Seite 210 - The hand of the reaper Takes the ears that are hoary, But the voice of the weeper Wails manhood in glory. The autumn winds rushing Waft the leaves that are searest, But our flower was in flushing, When blighting was nearest.
Seite 133 - Had we never loved so kindly, ' Had we never loved so blindly, ' Never met or never parted, ' We had ne'er been broken•hearted.
Seite 59 - With thee conversing I forget all time ; All seasons and their change, all please alike. Sweet is the breath of morn, her rising sweet, With charm of earliest birds; pleasant the sun, When first on this delightful land he spreads His orient beams, on herb, tree, fruit, and flower...
Seite 133 - Fare thee weel, thou first and fairest! Fare thee weel, thou best and dearest! Thine be ilka joy and treasure, Peace, enjoyment, love, and pleasure!
Seite 110 - They have but fallen before us: for, one day, we must fall. Why dost thou build the hall, son of the winged days? Thou lookest from thy towers to-day; yet a few years, and the blast of the desert comes; it howls in thy empty court, and whistles round thy half-worn shield.
Seite 29 - Here passes current ; paid from hand to hand, It shifts in splendid traffic round the land ; From courts to camps, to cottages it strays, And all are taught an avarice of praise ; They please, are pleased, they give to get esteem, Till, seeming blest, they grow to what they seem.
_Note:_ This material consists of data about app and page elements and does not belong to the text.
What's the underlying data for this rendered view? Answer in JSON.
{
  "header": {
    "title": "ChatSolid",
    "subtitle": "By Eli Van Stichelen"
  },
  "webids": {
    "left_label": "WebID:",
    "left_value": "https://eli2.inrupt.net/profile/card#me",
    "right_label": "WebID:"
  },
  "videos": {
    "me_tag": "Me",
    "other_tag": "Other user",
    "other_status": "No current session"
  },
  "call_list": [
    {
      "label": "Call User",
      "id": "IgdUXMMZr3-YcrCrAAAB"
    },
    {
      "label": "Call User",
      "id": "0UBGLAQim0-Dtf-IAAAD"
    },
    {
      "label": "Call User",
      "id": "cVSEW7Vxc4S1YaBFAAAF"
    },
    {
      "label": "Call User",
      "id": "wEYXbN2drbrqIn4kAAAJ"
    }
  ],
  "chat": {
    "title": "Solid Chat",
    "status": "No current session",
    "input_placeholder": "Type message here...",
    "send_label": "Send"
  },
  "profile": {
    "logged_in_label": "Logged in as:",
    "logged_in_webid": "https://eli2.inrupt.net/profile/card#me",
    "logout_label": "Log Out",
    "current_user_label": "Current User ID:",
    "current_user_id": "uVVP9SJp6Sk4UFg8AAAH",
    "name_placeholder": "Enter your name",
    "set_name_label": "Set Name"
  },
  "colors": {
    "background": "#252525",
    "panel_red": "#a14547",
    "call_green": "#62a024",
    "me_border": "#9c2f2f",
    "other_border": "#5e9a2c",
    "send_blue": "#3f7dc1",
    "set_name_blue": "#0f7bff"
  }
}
Seite 114 - Christ, the same yesterday, to-day, and for ever, — with whom is no variableness neither shadow of turning, is the sun of his system ; and round this centre every doctrine issuing from his lips, every grace beaming in his soul, moved harmoniously.